Entries from a dataset of interfaces
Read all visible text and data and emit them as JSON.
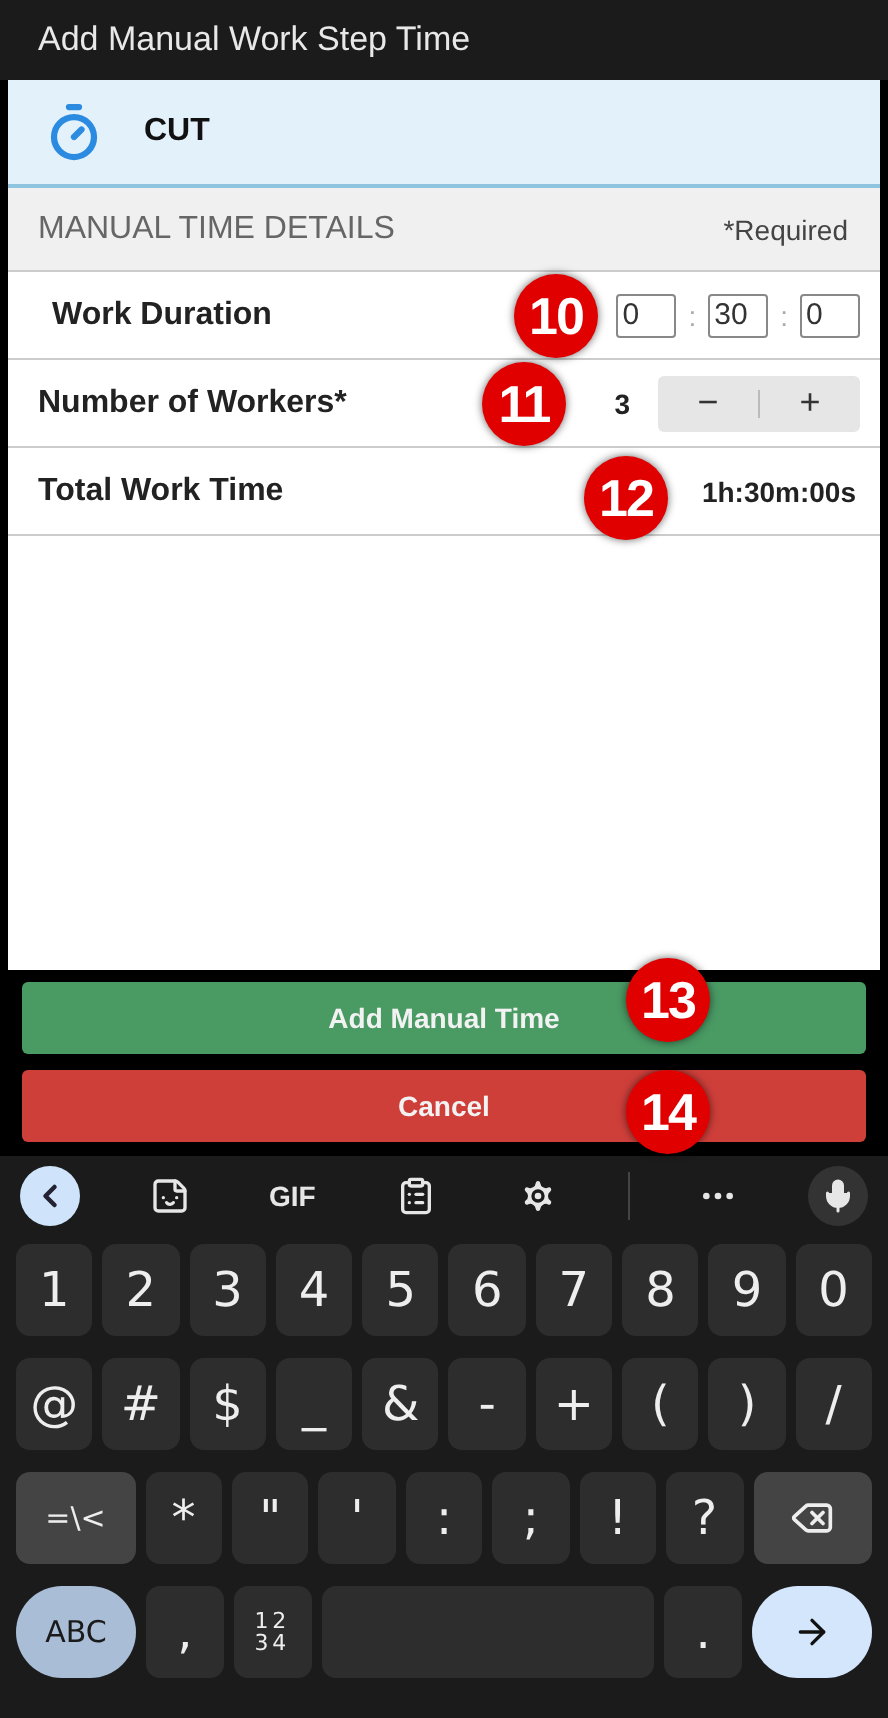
{
  "window": {
    "title": "Add Manual Work Step Time"
  },
  "step": {
    "name": "CUT"
  },
  "section": {
    "title": "MANUAL TIME DETAILS",
    "note": "*Required"
  },
  "rows": [
    {
      "kind": "duration",
      "label": "Work Duration",
      "fields": [
        "0",
        "30",
        "0"
      ],
      "separator": ":",
      "callout": "10"
    },
    {
      "kind": "stepper",
      "label": "Number of Workers*",
      "value": "3",
      "minus": "−",
      "plus": "+",
      "callout": "11"
    },
    {
      "kind": "total",
      "label": "Total Work Time",
      "value": "1h:30m:00s",
      "callout": "12"
    }
  ],
  "buttons": [
    {
      "kind": "primary",
      "label": "Add Manual Time",
      "callout": "13"
    },
    {
      "kind": "danger",
      "label": "Cancel",
      "callout": "14"
    }
  ],
  "keyboard": {
    "toolbar": [
      {
        "kind": "back"
      },
      {
        "kind": "sticker"
      },
      {
        "kind": "text",
        "label": "GIF"
      },
      {
        "kind": "clipboard"
      },
      {
        "kind": "settings"
      },
      {
        "kind": "divider"
      },
      {
        "kind": "more"
      },
      {
        "kind": "mic"
      }
    ],
    "rows": [
      [
        {
          "kind": "char",
          "label": "1"
        },
        {
          "kind": "char",
          "label": "2"
        },
        {
          "kind": "char",
          "label": "3"
        },
        {
          "kind": "char",
          "label": "4"
        },
        {
          "kind": "char",
          "label": "5"
        },
        {
          "kind": "char",
          "label": "6"
        },
        {
          "kind": "char",
          "label": "7"
        },
        {
          "kind": "char",
          "label": "8"
        },
        {
          "kind": "char",
          "label": "9"
        },
        {
          "kind": "char",
          "label": "0"
        }
      ],
      [
        {
          "kind": "char",
          "label": "@"
        },
        {
          "kind": "char",
          "label": "#"
        },
        {
          "kind": "char",
          "label": "$"
        },
        {
          "kind": "char",
          "label": "_"
        },
        {
          "kind": "char",
          "label": "&"
        },
        {
          "kind": "char",
          "label": "-"
        },
        {
          "kind": "char",
          "label": "+"
        },
        {
          "kind": "char",
          "label": "("
        },
        {
          "kind": "char",
          "label": ")"
        },
        {
          "kind": "char",
          "label": "/"
        }
      ],
      [
        {
          "kind": "wide",
          "label": "=\\<"
        },
        {
          "kind": "char",
          "label": "*"
        },
        {
          "kind": "char",
          "label": "\""
        },
        {
          "kind": "char",
          "label": "'"
        },
        {
          "kind": "char",
          "label": ":"
        },
        {
          "kind": "char",
          "label": ";"
        },
        {
          "kind": "char",
          "label": "!"
        },
        {
          "kind": "char",
          "label": "?"
        },
        {
          "kind": "backspace"
        }
      ],
      [
        {
          "kind": "pill",
          "label": "ABC"
        },
        {
          "kind": "char",
          "label": ","
        },
        {
          "kind": "stack",
          "lines": [
            "12",
            "34"
          ]
        },
        {
          "kind": "space"
        },
        {
          "kind": "char",
          "label": "."
        },
        {
          "kind": "enter"
        }
      ]
    ]
  }
}
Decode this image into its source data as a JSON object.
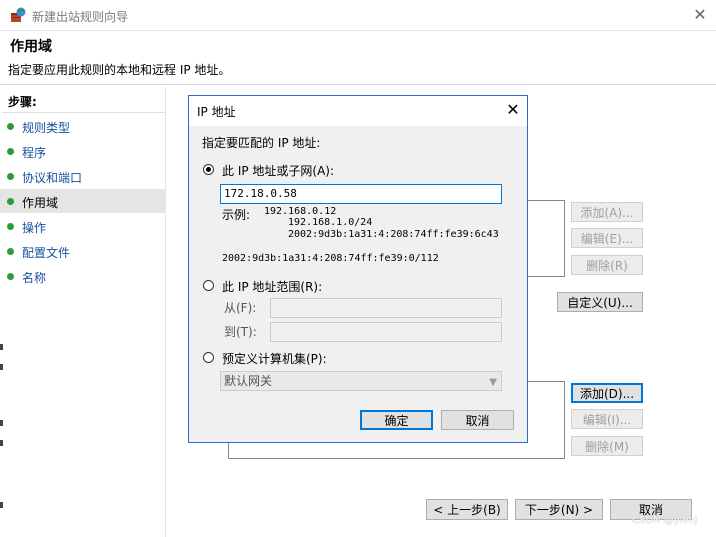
{
  "window": {
    "title": "新建出站规则向导"
  },
  "header": {
    "title": "作用域",
    "description": "指定要应用此规则的本地和远程 IP 地址。"
  },
  "steps": {
    "heading": "步骤:",
    "items": [
      {
        "label": "规则类型"
      },
      {
        "label": "程序"
      },
      {
        "label": "协议和端口"
      },
      {
        "label": "作用域"
      },
      {
        "label": "操作"
      },
      {
        "label": "配置文件"
      },
      {
        "label": "名称"
      }
    ]
  },
  "main": {
    "local_buttons": {
      "add": "添加(A)...",
      "edit": "编辑(E)...",
      "delete": "删除(R)"
    },
    "customize": "自定义(U)...",
    "remote_buttons": {
      "add": "添加(D)...",
      "edit": "编辑(I)...",
      "delete": "删除(M)"
    }
  },
  "footer": {
    "back": "< 上一步(B)",
    "next": "下一步(N) >",
    "cancel": "取消"
  },
  "dialog": {
    "title": "IP 地址",
    "prompt": "指定要匹配的 IP 地址:",
    "option_single": "此 IP 地址或子网(A):",
    "ip_value": "172.18.0.58",
    "example_label": "示例:",
    "examples": [
      "192.168.0.12",
      "192.168.1.0/24",
      "2002:9d3b:1a31:4:208:74ff:fe39:6c43",
      "2002:9d3b:1a31:4:208:74ff:fe39:0/112"
    ],
    "option_range": "此 IP 地址范围(R):",
    "from_label": "从(F):",
    "to_label": "到(T):",
    "option_predefined": "预定义计算机集(P):",
    "predefined_value": "默认网关",
    "ok": "确定",
    "cancel": "取消"
  },
  "watermark": "CSDN @ylehj",
  "colors": {
    "accent": "#0078d7",
    "step_dot": "#2e9b3a",
    "step_link": "#1a50a0"
  }
}
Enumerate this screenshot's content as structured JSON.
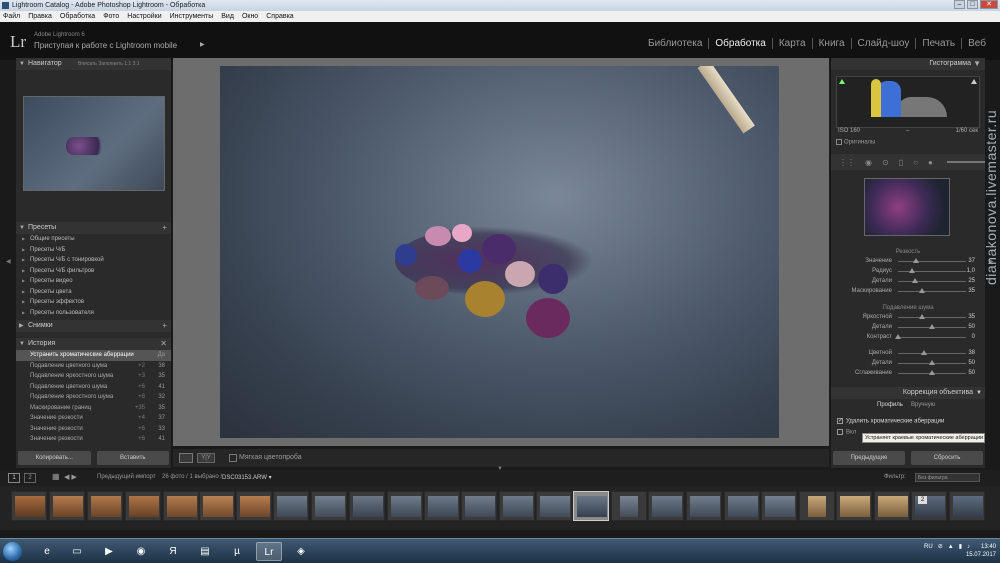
{
  "window": {
    "title": "Lightroom Catalog - Adobe Photoshop Lightroom - Обработка",
    "buttons": [
      "–",
      "□",
      "✕"
    ]
  },
  "menu": [
    "Файл",
    "Правка",
    "Обработка",
    "Фото",
    "Настройки",
    "Инструменты",
    "Вид",
    "Окно",
    "Справка"
  ],
  "header": {
    "logo": "Lr",
    "product": "Adobe Lightroom 6",
    "tagline": "Приступая к работе с Lightroom mobile",
    "arrow": "▶",
    "modules": [
      "Библиотека",
      "Обработка",
      "Карта",
      "Книга",
      "Слайд-шоу",
      "Печать",
      "Веб"
    ],
    "active_module": "Обработка"
  },
  "navigator": {
    "title": "Навигатор",
    "options": "Вписать   Заполнить   1:1   3:1"
  },
  "presets": {
    "title": "Пресеты",
    "items": [
      "Общие пресеты",
      "Пресеты Ч/Б",
      "Пресеты Ч/Б с тонировкой",
      "Пресеты Ч/Б фильтров",
      "Пресеты видео",
      "Пресеты цвета",
      "Пресеты эффектов",
      "Пресеты пользователя"
    ]
  },
  "snapshots": {
    "title": "Снимки"
  },
  "history": {
    "title": "История",
    "items": [
      {
        "label": "Устранить хроматические аберрации",
        "v1": "",
        "v2": "Да"
      },
      {
        "label": "Подавление цветного шума",
        "v1": "+2",
        "v2": "38"
      },
      {
        "label": "Подавление яркостного шума",
        "v1": "+3",
        "v2": "35"
      },
      {
        "label": "Подавление цветного шума",
        "v1": "+6",
        "v2": "41"
      },
      {
        "label": "Подавление яркостного шума",
        "v1": "+8",
        "v2": "32"
      },
      {
        "label": "Маскирование границ",
        "v1": "+35",
        "v2": "35"
      },
      {
        "label": "Значение резкости",
        "v1": "+4",
        "v2": "37"
      },
      {
        "label": "Значение резкости",
        "v1": "+6",
        "v2": "33"
      },
      {
        "label": "Значение резкости",
        "v1": "+6",
        "v2": "41"
      }
    ]
  },
  "left_buttons": {
    "copy": "Копировать...",
    "paste": "Вставить"
  },
  "toolbar": {
    "view": "Y|Y",
    "softproof": "Мягкая цветопроба"
  },
  "histogram": {
    "title": "Гистограмма",
    "iso": "ISO 160",
    "dash": "–",
    "shutter": "1/60 сек",
    "original": "Оригиналы"
  },
  "sharpening": {
    "title": "Резкость",
    "rows": [
      {
        "label": "Значение",
        "value": "37",
        "level": 0.26
      },
      {
        "label": "Радиус",
        "value": "1,0",
        "level": 0.2
      },
      {
        "label": "Детали",
        "value": "25",
        "level": 0.25
      },
      {
        "label": "Маскирование",
        "value": "35",
        "level": 0.35
      }
    ]
  },
  "noise": {
    "title": "Подавление шума",
    "rows": [
      {
        "label": "Яркостной",
        "value": "35",
        "level": 0.35
      },
      {
        "label": "Детали",
        "value": "50",
        "level": 0.5
      },
      {
        "label": "Контраст",
        "value": "0",
        "level": 0.0
      },
      {
        "label": "Цветной",
        "value": "38",
        "level": 0.38
      },
      {
        "label": "Детали",
        "value": "50",
        "level": 0.5
      },
      {
        "label": "Сглаживание",
        "value": "50",
        "level": 0.5
      }
    ]
  },
  "lens": {
    "title": "Коррекция объектива",
    "tab_profile": "Профиль",
    "tab_manual": "Вручную",
    "chk1": "Удалить хроматические аберрации",
    "chk2": "Вкл",
    "tooltip": "Устраняет краевые хроматические аберрации"
  },
  "right_buttons": {
    "prev": "Предыдущие",
    "reset": "Сбросить"
  },
  "filmstrip_bar": {
    "b1": "1",
    "b2": "2",
    "prev": "Предыдущий импорт",
    "count": "26 фото / 1 выбрано /",
    "file": "DSC03153.ARW ▾",
    "filter": "Фильтр:",
    "filter_value": "Без фильтра"
  },
  "filmstrip_badge": "2",
  "taskbar": {
    "lang": "RU",
    "time": "13:40",
    "date": "15.07.2017"
  },
  "watermark": "dianakonova.livemaster.ru"
}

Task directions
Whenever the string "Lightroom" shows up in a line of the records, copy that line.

Task answer
    "title": "Lightroom Catalog - Adobe Photoshop Lightroom - Обработка",
    "product": "Adobe Lightroom 6",
    "tagline": "Приступая к работе с Lightroom mobile",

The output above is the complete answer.